From a unique insider’s perspective—including interviews with more than seven-hundred family members—James Chancellor charts The Family’s course since its emergence as the most controversial group to grow out of the Jesus People Movement in the 1960s.
Chancellor, who had extraordinary access to rare Family records, includes the experiences of members who have remained loyal to the community and to the founding vision of their prophet, David Brandt Berg. In the first book of its kind—comprising often painful personal histories and firsthand accounts—Chancellor focuses on the motivation and process of becoming a Child of God, the core beliefs of the community, the mission of the disciples, their shifting sexual mores, and the cost of membership in terms of internal discipline and external persecution.
Intense confrontation with the legal, religious, political, and educational establishment marked the movement’s activities from the beginning. The young disciples heeded the call of their prophet to flee a soon-to-be-destroyed North America. Dispersed throughout Europe, Latin America, Africa, and East Asia, they virtually disappeared from the American landscape. In the late 1980s, The Family had gone through extreme theological and lifestyle changes, including a radical reordering of their sexual ethos. The Children of God started to come home. Now a worldwide counterculture of some twelve thousand members, the movement’s colorful history reveals a profoundly religious group that has tested the limits of human experience.

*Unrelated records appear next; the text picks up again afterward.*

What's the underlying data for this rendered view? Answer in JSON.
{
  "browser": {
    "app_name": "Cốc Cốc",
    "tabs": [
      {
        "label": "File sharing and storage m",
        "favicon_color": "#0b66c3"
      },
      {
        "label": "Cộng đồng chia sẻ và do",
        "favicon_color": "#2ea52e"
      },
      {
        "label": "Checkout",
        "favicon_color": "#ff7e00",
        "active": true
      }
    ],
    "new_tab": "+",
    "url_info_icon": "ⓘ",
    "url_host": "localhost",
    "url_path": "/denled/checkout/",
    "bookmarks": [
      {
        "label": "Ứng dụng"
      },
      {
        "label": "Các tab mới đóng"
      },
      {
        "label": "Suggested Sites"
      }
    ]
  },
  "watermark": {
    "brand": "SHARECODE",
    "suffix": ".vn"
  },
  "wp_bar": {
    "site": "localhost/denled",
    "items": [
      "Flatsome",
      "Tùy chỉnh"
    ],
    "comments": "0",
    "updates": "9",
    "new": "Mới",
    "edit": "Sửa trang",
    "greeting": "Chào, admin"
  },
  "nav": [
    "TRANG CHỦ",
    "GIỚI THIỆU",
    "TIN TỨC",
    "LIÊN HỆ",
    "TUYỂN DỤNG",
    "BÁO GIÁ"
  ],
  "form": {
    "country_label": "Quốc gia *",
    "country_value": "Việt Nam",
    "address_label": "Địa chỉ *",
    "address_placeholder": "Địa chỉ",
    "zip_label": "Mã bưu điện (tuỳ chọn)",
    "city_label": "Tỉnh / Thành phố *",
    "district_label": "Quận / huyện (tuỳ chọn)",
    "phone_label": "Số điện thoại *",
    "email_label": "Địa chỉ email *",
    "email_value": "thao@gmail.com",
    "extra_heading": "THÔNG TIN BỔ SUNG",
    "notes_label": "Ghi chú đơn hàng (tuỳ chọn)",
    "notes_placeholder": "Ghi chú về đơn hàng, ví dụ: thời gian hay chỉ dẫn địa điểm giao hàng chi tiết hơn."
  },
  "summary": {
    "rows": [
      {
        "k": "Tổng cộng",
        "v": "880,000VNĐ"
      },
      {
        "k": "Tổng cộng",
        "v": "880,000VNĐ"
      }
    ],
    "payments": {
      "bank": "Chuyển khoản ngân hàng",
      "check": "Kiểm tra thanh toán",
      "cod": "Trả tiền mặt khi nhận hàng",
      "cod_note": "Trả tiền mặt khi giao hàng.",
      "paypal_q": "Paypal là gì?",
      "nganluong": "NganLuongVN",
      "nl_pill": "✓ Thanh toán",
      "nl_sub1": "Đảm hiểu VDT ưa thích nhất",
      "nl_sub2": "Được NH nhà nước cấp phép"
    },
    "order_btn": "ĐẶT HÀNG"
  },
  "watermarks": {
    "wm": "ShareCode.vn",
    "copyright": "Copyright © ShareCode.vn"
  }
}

James D. Chancellor is W. 0. Carver Professor of World Religions and Christian Missions at the Southern Baptist Theological Seminary. He served for one year as a visiting scholar at the University of Manitoba and has lectured at theological institutions in Trinidad, Singapore, and the Philippines. He has published articles in the Southern Baptist Journal of Theology and Review and Expositor.
Series: New Religious Movements
6 x 9, 316 pages